Input data:

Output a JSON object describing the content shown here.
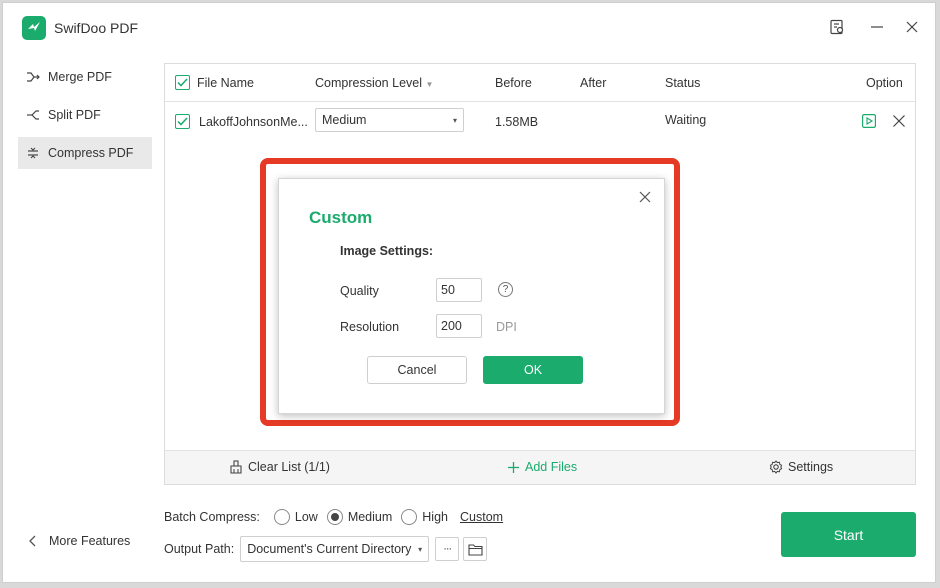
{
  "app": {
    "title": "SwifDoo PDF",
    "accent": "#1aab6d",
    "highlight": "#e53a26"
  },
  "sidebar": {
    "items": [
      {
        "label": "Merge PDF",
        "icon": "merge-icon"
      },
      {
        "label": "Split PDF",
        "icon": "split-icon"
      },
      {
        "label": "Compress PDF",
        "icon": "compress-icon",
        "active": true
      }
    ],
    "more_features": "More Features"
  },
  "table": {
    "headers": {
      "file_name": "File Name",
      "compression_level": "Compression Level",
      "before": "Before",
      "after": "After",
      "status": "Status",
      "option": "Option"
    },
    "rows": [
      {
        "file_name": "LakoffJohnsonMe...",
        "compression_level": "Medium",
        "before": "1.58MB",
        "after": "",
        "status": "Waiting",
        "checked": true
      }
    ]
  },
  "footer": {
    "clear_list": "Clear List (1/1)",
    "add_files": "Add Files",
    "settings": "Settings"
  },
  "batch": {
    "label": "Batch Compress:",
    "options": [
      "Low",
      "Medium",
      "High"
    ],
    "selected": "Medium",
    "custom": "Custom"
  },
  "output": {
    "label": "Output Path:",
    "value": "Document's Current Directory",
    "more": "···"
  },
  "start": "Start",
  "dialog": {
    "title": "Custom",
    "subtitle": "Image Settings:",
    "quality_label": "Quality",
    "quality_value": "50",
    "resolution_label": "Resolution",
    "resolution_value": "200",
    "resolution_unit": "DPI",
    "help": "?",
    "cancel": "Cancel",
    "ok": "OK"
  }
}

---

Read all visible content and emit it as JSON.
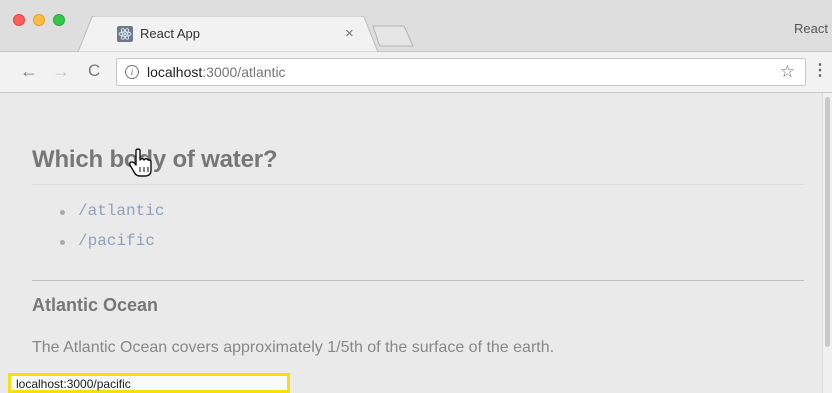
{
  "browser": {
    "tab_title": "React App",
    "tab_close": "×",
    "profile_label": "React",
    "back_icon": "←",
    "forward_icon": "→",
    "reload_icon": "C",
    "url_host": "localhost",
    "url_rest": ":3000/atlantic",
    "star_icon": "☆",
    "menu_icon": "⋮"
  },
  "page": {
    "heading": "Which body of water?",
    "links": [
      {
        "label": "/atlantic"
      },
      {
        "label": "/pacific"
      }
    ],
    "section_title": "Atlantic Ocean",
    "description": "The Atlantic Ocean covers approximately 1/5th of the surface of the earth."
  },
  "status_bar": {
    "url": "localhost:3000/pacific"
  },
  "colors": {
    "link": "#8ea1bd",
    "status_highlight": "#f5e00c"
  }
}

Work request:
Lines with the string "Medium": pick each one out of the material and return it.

Worked solution:
        "compression_level": "Medium",
      "Medium",
    "selected": "Medium",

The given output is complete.